FORT VALLEY — At least three days a week, Randy and Carol Hunnicutt get complaints from their tenants about the nightclub more than 1,000 feet away.
They say the thump of the hip-hop songs played permeates the residents’ walls at the Ventura Park mobile home community, waking young children and pushing some older residents to sleep aids.
The Hunnicutts said calls to police officials haven’t done much to lower the sound, and much-needed changes to the city’s outdated noise ordinance have been in process for months.
“We just feel our residents deserve some peace,” Carol Hunnicutt said.
When they heard last summer about the opening of The Swamp nightclub off Ga. 49, Randy Hunnicutt said he was worried about traffic congestion and litter. Instead, a steady stream of calls came to his home from tenants complaining about noise from the establishment.
“You could hear the words of the songs from some of the homes,” Carol Hunnicutt said.
“They don’t grasp the concept of low frequency sound traveling,” Randy Hunnicutt said.
The club is open several days a week. Those are the days the Hunnicutts receive multiple calls from their residents complaining about the sound, asking them to call the police about the disturbance.
Police would only do so much, Randy Hunnicutt said. Each time the Hunnicutts complained about the noise, an officer came out to check. Sometimes, the complaint wasn’t considered valid unless an officer was allowed inside a residential dwelling to check complaints that the music from the club could be heard from within the home.
Fort Valley police Capt.
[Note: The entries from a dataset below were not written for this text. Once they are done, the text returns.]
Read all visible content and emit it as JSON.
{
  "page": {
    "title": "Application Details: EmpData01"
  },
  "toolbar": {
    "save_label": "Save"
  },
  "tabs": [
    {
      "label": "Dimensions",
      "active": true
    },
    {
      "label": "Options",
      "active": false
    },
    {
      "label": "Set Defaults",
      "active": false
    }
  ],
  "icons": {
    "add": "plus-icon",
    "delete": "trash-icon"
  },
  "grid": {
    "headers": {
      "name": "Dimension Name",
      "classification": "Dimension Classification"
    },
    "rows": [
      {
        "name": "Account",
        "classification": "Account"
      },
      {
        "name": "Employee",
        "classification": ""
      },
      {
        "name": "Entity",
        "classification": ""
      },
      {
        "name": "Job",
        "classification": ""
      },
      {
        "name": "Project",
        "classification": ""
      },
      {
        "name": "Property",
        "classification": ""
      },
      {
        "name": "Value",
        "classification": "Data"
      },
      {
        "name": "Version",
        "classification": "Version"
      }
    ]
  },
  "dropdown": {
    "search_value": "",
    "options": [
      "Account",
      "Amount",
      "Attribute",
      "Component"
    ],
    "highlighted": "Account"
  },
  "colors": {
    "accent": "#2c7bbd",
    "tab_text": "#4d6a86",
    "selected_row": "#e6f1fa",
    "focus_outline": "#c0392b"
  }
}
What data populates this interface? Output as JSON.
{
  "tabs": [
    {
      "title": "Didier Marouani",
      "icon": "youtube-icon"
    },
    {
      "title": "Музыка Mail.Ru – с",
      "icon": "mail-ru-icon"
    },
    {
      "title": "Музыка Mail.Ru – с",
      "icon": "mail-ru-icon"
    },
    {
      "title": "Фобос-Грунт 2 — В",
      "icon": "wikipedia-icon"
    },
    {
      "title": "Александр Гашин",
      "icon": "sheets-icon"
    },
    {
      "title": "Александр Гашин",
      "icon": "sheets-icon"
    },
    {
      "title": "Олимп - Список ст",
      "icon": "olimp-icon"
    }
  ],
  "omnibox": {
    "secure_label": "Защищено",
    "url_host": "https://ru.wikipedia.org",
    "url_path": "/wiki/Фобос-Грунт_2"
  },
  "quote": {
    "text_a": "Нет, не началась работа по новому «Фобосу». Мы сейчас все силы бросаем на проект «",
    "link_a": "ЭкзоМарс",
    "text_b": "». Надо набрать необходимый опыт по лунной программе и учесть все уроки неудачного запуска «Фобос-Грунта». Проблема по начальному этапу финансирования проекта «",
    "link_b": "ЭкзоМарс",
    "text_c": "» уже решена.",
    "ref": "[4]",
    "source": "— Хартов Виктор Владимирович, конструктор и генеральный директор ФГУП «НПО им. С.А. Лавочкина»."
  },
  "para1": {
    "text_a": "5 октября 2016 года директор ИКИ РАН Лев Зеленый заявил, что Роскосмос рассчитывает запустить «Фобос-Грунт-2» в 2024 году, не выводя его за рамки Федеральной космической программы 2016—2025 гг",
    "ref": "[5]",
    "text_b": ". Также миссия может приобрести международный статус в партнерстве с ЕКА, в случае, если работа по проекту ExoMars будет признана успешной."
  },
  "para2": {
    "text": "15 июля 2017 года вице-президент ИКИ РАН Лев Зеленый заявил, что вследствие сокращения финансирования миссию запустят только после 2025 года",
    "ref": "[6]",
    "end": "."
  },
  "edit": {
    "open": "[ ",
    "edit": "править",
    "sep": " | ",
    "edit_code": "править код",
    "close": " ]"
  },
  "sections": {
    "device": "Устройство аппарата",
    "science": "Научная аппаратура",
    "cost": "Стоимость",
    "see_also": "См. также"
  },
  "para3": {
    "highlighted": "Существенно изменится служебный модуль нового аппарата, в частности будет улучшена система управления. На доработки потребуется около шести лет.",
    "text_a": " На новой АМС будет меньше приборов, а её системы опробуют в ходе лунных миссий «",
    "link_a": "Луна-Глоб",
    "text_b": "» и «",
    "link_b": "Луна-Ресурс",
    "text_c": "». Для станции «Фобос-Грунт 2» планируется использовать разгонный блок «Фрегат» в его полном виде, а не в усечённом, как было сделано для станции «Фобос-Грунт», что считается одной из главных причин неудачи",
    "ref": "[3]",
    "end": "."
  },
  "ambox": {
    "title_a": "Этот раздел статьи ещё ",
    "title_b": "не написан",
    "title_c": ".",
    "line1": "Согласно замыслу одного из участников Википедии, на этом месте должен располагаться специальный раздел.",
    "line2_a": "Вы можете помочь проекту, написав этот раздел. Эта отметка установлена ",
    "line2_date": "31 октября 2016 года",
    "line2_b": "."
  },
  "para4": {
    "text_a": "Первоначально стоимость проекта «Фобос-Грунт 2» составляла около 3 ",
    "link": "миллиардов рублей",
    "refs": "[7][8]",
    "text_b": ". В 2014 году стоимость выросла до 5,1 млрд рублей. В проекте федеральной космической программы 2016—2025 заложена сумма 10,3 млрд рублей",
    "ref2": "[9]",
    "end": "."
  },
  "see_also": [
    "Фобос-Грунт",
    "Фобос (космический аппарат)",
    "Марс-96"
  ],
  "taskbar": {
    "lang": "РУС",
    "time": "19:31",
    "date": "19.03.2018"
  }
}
Lawrence Spurgeon said several warnings were issued to the establishment to help deter the complaints from nearby residents. After the warnings didn’t work, officers issued fines to the club owner on occasions when it was determined that the sound was too high.
The city’s current policy states that sound is too loud if it can be heard inside a dwelling with all its doors and windows closed.
Spurgeon said the police department suggested changes to the ordinance that would provide a decibel level for the sound. It also includes a provision that larger functions where sounds would be higher than normal be approved in advance. Club owners also would be made to install noise dampening equipment before opening for business.
“We want to put a noise ordinance in place where we have a discernable way to measure the sound,” Spurgeon said. “We want to make sure we’re being fair to the business owner and the property owner.”
The latest plan presented to the council calls for a blending of Fort Valley’s ordinance with wording taken from the noise ordinance used in Athens-Clarke County. Discussion on an ordinance combining elements from the two was tabled at Thursday’s council meeting.
Efforts to reach club owner Marcus Green were unsuccessful. He previously expressed a preference for a system to quantify how loud the club’s music can be.
The Hunnicutts spend many evenings waiting by the phone for calls about the noise from the metal building across the way. They sometimes patrol the community when the club is open, checking from different points in the mobile home park to see how far the sound is traveling. Carol Hunnicutt said she hopes the city adopts an ordinance that allows the club and her residents to co-exist without affecting one another.
“It’s not that we’re against The Swamp,” she said. “We just feel bombarded ... and powerless to do something about it.”
To contact writer Marlon A. Walker, call 256-9685.